Oct 24, 2008, 6:18 AM
19 welcomes the peaceful transfer of power to Gambia’s new, democratically
elected President Adama Barrow.
However, after 22 years of repression under the leadership of former president Yahya Jammeh, President Barrow must seek to address the structures and culture that have produced human rights violations in the past. As he begins the transition, his new administration must prioritise reform of laws and policies that currently stifle freedom of expression.
“Gambia has voted for change, and we hope to see President Barrow deliver on promises to build a society committed to transparency, public participation and media freedom,” said ARTICLE 19 West Africa Director Fatou Jagne Senghor.

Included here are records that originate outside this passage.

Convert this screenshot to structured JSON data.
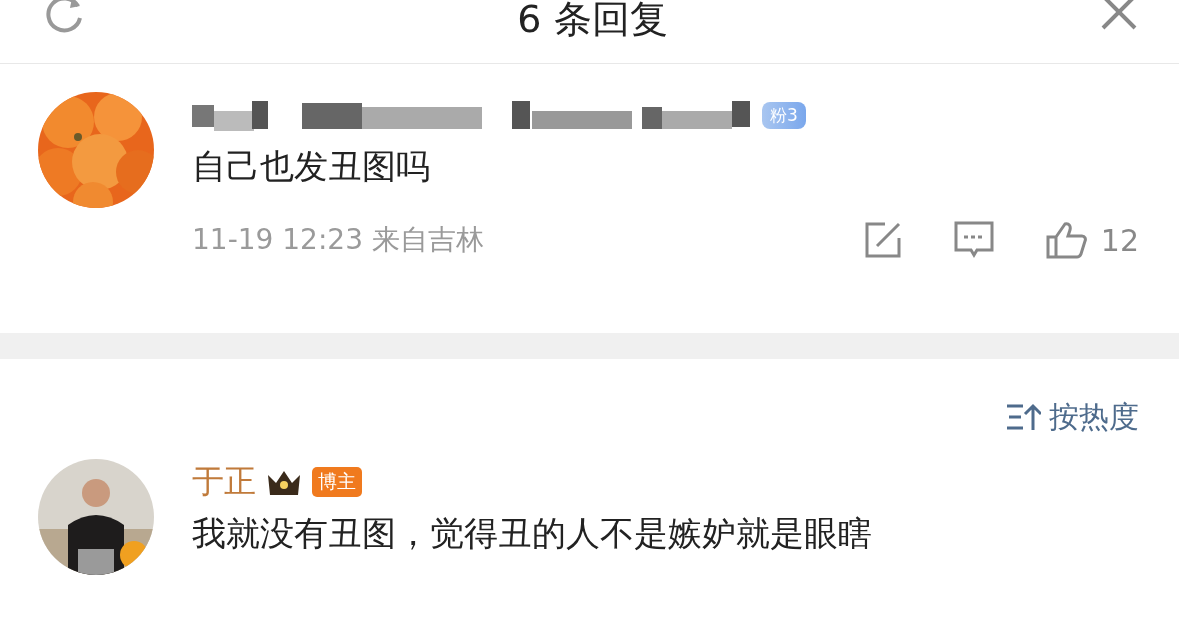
{
  "header": {
    "title": "6 条回复"
  },
  "root_comment": {
    "fan_badge": "粉3",
    "text": "自己也发丑图吗",
    "meta": "11-19 12:23 来自吉林",
    "likes": "12"
  },
  "sort": {
    "label": "按热度"
  },
  "replies": [
    {
      "name": "于正",
      "role_badge": "博主",
      "text": "我就没有丑图，觉得丑的人不是嫉妒就是眼瞎"
    }
  ]
}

“It is essential that freedom of expression and information are safeguarded in the new Gambia and we want to see the President engage with civil society and ordinary Gambians throughout the transition process. It is time for all Gambians to have a voice,” continued Jagne Senghor.

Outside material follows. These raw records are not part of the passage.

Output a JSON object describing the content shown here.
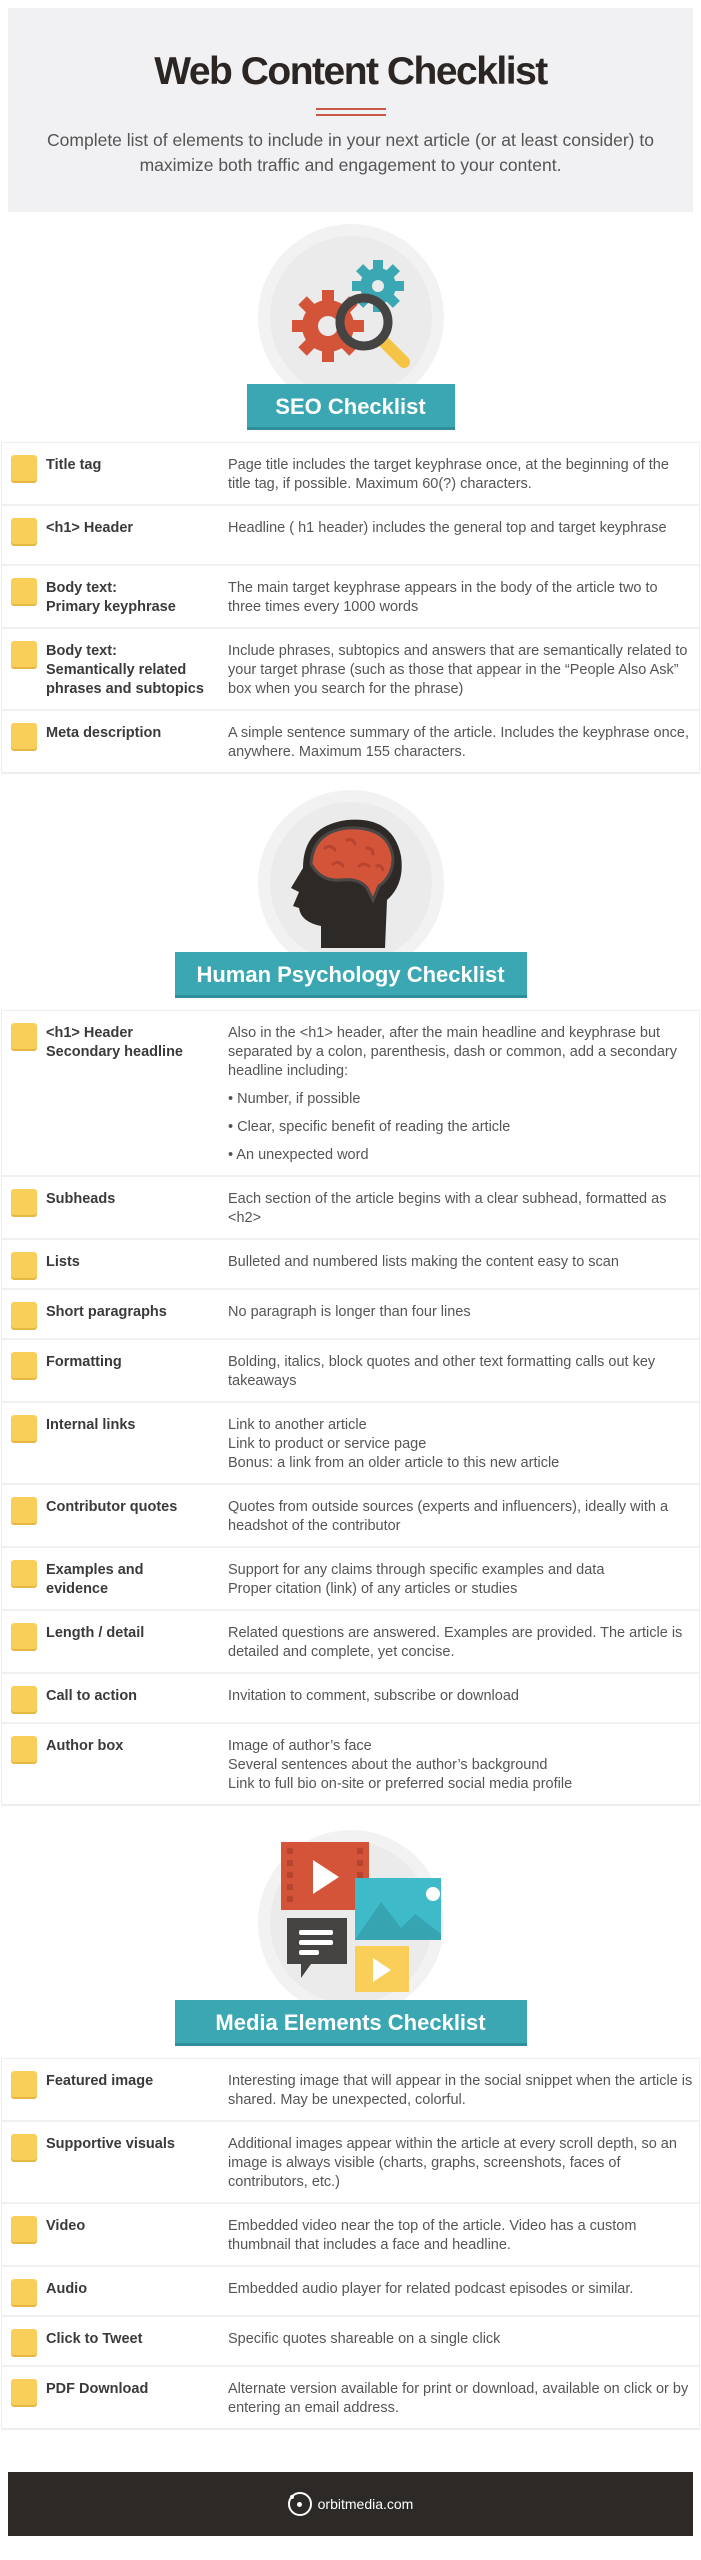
{
  "hero": {
    "title": "Web Content Checklist",
    "subtitle": "Complete list of elements to include in your next article (or at least consider) to maximize both traffic and engagement to your content."
  },
  "colors": {
    "accent_teal": "#3aa7b3",
    "checkbox_yellow": "#f9cf5a",
    "accent_red": "#c8594a",
    "footer_dark": "#2d2926"
  },
  "sections": [
    {
      "title": "SEO Checklist",
      "icon": "gears-magnifier-icon",
      "items": [
        {
          "label": [
            "Title tag"
          ],
          "desc": [
            "Page title includes the target keyphrase once, at the beginning of the title tag, if possible. Maximum 60(?) characters."
          ]
        },
        {
          "label": [
            "<h1> Header"
          ],
          "desc": [
            "Headline ( h1 header) includes the general top and target keyphrase"
          ]
        },
        {
          "label": [
            "Body text:",
            "Primary keyphrase"
          ],
          "desc": [
            "The main target keyphrase appears in the body of the article two to three times every 1000 words"
          ]
        },
        {
          "label": [
            "Body text:",
            "Semantically related",
            "phrases and subtopics"
          ],
          "desc": [
            "Include phrases, subtopics and answers that are semantically related to your target phrase (such as those that appear in the “People Also Ask” box when you search for the phrase)"
          ]
        },
        {
          "label": [
            "Meta description"
          ],
          "desc": [
            "A simple sentence summary of the article. Includes the keyphrase once, anywhere. Maximum 155 characters."
          ]
        }
      ]
    },
    {
      "title": "Human Psychology Checklist",
      "icon": "head-brain-icon",
      "items": [
        {
          "label": [
            "<h1> Header",
            "Secondary headline"
          ],
          "desc": [
            "Also in the <h1> header, after the main headline and keyphrase but separated by a colon, parenthesis, dash or common, add a secondary headline including:"
          ],
          "bullets": [
            "• Number, if possible",
            "• Clear, specific benefit of reading the article",
            "• An unexpected word"
          ]
        },
        {
          "label": [
            "Subheads"
          ],
          "desc": [
            "Each section of the article begins with a clear subhead, formatted as <h2>"
          ]
        },
        {
          "label": [
            "Lists"
          ],
          "desc": [
            "Bulleted and numbered lists making the content easy to scan"
          ]
        },
        {
          "label": [
            "Short paragraphs"
          ],
          "desc": [
            "No paragraph is longer than four lines"
          ]
        },
        {
          "label": [
            "Formatting"
          ],
          "desc": [
            "Bolding, italics, block quotes and other text formatting calls out key takeaways"
          ]
        },
        {
          "label": [
            "Internal links"
          ],
          "desc": [
            "Link to another article",
            "Link to product or service page",
            "Bonus: a link from an older article to this new article"
          ]
        },
        {
          "label": [
            "Contributor quotes"
          ],
          "desc": [
            "Quotes from outside sources (experts and influencers), ideally with a headshot of the contributor"
          ]
        },
        {
          "label": [
            "Examples and",
            "evidence"
          ],
          "desc": [
            "Support for any claims through specific examples and data",
            "Proper citation (link) of any articles or studies"
          ]
        },
        {
          "label": [
            "Length / detail"
          ],
          "desc": [
            "Related questions are answered. Examples are provided. The article is detailed and complete, yet concise."
          ]
        },
        {
          "label": [
            "Call to action"
          ],
          "desc": [
            "Invitation to comment, subscribe or download"
          ]
        },
        {
          "label": [
            "Author box"
          ],
          "desc": [
            "Image of author’s face",
            "Several sentences about the author’s background",
            "Link to full bio on-site or preferred social media profile"
          ]
        }
      ]
    },
    {
      "title": "Media Elements Checklist",
      "icon": "media-collage-icon",
      "items": [
        {
          "label": [
            "Featured image"
          ],
          "desc": [
            "Interesting image that will appear in the social snippet when the article is shared. May be unexpected, colorful."
          ]
        },
        {
          "label": [
            "Supportive visuals"
          ],
          "desc": [
            "Additional images appear within the article at every scroll depth, so an image is always visible (charts, graphs, screenshots, faces of contributors, etc.)"
          ]
        },
        {
          "label": [
            "Video"
          ],
          "desc": [
            "Embedded video near the top of the article. Video has a custom thumbnail that includes a face and headline."
          ]
        },
        {
          "label": [
            "Audio"
          ],
          "desc": [
            "Embedded audio player for related podcast episodes or similar."
          ]
        },
        {
          "label": [
            "Click to Tweet"
          ],
          "desc": [
            "Specific quotes shareable on a single click"
          ]
        },
        {
          "label": [
            "PDF Download"
          ],
          "desc": [
            "Alternate version available for print or download, available on click or by entering an email address."
          ]
        }
      ]
    }
  ],
  "footer": {
    "site": "orbitmedia.com",
    "logo_icon": "orbit-logo-icon"
  }
}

ARTICLE 19 asks the new Gambian government to prioritise the reform or repeal of laws used to stifle free expression, specifically the Information and Communications Act, the Newspaper Act and the amended Criminal Code, which increases sanctions on sedition, libel, public disorder, and false information.
One of the legacies of Jammeh’s government is the notorious amendment of the Criminal Code which defines the crime of ‘aggravated homosexuality’, and gives sweeping powers to arrest people arbitrarily. President Barrow has an opportunity to address the way the code undermines fundamental freedoms.
To send a message of hope as the country transitions from Jammeh’s repressive regime, President Barrow should release all political prisoners wrongly jailed for exercising their right to free expression, and put in place mechanisms to enable the return of journalists and human rights defenders in exile. The establishment of a reconciliation mechanism would enable victims of past human rights abuses to find truth and justice, reducing the potential for future conflict and instability.
The enactment of a strong Right to Information law and an inclusive and consultative constitutional review process will entrench fundamental rights, including the right to free expression and access to information, and strengthen democratic institutions.
The new president has an opportunity to promote women’s participation and protect their equal rights to freedom of expression and information, and equal representation in decision making bodies. To do so would also place The Gambia at the forefront of progressive nations across Africa.
“As major reforms get under way, President Barrow needs to immediately halt all forms of aggression and harassment against journalists and political dissidents. It is time to make sure all citizens, in particular women and youth, have a say in the way the country is run,” said Jagne Senghor.
ARTICLE 19 will continue to engage with the Gambian government, civil society and the media at this critical time, and will report on the findings of its first mission to the country under the new administration at the end of February.